- _Try it_
How many lines of the data contain "structured"? Reply with the number alone.

Extracted data entries
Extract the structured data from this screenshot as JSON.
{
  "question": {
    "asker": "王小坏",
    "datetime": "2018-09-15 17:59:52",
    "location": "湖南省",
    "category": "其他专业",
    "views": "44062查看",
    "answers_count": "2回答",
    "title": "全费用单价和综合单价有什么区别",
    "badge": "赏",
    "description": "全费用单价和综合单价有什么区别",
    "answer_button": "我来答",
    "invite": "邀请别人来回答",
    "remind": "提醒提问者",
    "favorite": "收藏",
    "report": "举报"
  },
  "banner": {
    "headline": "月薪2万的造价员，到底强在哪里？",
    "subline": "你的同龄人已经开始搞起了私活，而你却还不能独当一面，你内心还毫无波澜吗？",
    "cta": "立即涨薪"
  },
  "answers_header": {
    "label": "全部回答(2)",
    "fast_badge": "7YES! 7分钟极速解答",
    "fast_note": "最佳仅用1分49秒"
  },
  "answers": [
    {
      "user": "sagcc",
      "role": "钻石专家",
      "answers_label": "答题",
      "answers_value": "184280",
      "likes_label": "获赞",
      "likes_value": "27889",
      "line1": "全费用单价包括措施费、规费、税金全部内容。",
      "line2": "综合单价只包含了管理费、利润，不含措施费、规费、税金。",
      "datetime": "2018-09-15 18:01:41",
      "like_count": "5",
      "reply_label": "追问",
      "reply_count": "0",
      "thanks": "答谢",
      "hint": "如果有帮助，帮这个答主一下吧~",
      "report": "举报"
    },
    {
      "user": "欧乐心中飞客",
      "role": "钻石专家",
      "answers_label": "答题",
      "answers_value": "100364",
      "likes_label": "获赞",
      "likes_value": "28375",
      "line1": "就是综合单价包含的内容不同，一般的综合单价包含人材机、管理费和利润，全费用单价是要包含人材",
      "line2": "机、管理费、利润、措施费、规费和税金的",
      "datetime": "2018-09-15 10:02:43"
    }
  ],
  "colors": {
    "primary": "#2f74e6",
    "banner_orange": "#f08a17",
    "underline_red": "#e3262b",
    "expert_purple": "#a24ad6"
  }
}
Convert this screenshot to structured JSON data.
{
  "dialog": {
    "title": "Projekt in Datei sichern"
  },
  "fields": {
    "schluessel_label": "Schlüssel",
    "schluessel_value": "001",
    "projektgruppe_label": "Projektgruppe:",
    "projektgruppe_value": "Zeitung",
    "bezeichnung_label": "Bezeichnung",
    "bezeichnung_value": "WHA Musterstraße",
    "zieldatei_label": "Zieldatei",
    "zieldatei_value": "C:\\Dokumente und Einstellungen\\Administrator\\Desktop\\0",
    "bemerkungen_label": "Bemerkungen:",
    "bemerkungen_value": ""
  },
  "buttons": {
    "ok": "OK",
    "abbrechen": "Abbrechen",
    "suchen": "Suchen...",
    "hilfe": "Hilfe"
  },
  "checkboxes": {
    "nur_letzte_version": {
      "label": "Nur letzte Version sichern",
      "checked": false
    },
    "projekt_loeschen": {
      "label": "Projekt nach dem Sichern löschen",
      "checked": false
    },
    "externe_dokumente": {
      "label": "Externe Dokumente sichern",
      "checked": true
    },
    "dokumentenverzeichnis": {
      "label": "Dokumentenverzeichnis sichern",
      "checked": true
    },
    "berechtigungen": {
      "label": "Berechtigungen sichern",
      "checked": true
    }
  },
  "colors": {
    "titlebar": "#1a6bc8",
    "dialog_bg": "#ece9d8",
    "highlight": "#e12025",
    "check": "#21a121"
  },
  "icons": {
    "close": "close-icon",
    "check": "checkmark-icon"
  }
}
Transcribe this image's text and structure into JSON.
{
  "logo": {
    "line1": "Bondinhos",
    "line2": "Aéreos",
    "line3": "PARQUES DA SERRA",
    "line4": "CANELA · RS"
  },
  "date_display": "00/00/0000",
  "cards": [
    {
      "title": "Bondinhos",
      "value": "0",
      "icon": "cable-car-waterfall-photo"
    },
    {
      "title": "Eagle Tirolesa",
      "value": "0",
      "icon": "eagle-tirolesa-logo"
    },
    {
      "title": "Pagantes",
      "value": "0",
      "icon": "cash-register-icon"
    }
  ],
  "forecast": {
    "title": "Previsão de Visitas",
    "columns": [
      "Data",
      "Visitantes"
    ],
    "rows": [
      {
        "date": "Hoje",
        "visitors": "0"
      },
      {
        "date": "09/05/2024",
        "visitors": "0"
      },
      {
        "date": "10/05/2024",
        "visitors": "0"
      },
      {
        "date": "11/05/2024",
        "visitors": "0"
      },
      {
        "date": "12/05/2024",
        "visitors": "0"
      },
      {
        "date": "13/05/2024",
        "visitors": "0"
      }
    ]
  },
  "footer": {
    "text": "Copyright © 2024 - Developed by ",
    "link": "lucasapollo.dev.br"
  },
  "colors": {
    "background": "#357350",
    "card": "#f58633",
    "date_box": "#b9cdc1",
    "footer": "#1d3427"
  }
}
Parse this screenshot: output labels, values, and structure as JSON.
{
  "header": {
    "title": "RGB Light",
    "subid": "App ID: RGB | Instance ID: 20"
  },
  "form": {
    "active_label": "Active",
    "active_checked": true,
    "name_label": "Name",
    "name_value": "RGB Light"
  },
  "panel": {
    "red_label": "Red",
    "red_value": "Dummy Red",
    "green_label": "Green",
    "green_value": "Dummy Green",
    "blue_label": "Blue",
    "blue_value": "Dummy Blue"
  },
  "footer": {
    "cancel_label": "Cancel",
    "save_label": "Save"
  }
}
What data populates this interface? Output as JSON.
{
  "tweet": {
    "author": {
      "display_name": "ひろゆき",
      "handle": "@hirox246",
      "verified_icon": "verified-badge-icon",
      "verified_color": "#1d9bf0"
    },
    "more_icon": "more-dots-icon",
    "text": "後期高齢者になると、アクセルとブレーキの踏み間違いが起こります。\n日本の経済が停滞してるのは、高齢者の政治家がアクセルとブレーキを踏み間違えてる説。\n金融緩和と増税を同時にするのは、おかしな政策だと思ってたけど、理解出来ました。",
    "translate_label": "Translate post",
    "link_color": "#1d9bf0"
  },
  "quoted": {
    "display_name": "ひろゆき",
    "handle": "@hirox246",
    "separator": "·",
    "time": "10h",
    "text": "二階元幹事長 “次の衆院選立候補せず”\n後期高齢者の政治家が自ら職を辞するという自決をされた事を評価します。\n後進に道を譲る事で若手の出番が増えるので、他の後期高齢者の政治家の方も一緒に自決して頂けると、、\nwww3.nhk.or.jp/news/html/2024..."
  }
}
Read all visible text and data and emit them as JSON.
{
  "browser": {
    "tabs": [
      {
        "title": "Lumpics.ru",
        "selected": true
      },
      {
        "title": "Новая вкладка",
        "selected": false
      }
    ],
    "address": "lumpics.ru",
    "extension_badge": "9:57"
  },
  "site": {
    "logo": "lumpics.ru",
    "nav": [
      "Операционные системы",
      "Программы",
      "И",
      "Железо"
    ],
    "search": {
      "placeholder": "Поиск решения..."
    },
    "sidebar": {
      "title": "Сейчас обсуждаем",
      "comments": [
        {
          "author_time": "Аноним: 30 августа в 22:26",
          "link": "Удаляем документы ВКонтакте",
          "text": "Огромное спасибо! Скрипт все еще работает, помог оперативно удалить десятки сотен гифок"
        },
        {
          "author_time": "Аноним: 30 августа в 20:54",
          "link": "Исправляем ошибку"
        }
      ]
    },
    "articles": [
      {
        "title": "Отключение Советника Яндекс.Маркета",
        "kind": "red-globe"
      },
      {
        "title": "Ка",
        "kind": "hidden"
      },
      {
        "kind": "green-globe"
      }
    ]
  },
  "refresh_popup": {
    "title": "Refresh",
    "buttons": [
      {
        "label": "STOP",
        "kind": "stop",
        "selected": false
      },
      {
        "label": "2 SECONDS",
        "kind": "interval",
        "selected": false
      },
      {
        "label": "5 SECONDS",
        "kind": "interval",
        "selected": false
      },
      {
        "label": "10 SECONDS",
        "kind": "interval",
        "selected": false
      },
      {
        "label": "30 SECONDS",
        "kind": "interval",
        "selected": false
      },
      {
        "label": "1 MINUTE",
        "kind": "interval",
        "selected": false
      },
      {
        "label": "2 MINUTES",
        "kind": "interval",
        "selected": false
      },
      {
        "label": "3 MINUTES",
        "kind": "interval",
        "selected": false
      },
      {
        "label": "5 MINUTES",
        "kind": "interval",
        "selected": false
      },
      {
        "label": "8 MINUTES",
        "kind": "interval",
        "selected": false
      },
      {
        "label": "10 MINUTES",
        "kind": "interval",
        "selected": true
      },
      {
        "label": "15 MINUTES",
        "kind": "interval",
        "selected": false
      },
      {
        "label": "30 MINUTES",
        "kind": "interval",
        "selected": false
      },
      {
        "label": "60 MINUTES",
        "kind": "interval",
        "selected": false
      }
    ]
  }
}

- _Exercise answer_
2